• [WHAT YOU SHOULD DO]:
Lift out each line of the data that holds "search".

Data records:
*** Block opens ***
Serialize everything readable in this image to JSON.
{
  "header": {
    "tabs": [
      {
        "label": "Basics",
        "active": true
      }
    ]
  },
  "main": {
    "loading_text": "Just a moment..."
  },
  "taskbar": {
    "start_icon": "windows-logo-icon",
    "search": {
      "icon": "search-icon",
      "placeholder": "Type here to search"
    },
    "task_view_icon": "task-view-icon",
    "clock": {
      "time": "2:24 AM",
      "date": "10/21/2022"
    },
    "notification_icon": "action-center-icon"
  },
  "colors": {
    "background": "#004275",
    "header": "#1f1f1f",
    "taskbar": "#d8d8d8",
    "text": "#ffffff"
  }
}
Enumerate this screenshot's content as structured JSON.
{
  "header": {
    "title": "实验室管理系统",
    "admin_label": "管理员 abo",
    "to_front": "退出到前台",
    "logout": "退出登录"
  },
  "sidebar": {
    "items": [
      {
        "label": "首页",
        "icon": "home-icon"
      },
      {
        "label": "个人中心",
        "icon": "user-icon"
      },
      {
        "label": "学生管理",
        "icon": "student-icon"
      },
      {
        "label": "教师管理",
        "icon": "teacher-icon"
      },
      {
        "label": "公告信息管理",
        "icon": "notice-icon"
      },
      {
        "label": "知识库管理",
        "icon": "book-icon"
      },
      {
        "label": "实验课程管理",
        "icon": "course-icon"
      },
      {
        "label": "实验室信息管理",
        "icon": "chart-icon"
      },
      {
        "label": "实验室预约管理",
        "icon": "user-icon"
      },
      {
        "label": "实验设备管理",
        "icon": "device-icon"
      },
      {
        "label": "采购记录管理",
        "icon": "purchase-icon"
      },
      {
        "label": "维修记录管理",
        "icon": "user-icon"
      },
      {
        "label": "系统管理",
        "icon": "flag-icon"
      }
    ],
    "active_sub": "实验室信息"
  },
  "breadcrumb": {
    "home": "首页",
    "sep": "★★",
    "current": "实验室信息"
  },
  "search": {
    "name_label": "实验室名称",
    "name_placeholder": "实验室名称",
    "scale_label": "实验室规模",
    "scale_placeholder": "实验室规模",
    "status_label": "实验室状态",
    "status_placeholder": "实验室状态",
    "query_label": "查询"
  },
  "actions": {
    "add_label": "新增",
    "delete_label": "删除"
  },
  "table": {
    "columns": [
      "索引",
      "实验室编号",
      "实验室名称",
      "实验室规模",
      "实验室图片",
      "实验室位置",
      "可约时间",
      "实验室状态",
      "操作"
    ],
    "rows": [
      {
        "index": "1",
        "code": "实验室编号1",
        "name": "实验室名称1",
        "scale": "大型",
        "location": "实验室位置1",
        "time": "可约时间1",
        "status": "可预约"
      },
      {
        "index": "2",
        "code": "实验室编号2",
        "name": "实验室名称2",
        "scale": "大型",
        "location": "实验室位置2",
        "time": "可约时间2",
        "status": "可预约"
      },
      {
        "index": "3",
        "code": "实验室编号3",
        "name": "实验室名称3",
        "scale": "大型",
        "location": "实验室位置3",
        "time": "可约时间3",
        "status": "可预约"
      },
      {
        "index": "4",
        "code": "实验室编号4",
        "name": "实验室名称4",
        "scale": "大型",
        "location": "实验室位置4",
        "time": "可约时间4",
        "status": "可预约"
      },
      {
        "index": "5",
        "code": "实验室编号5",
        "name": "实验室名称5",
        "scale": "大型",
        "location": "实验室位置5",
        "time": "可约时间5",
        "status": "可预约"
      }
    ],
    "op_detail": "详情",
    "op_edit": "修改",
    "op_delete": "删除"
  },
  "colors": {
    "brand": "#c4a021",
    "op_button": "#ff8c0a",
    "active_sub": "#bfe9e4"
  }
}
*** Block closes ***
• [SOLUTION TO THIS TASK]:
    "search": {
      "icon": "search-icon",
      "placeholder": "Type here to search"
  "search": {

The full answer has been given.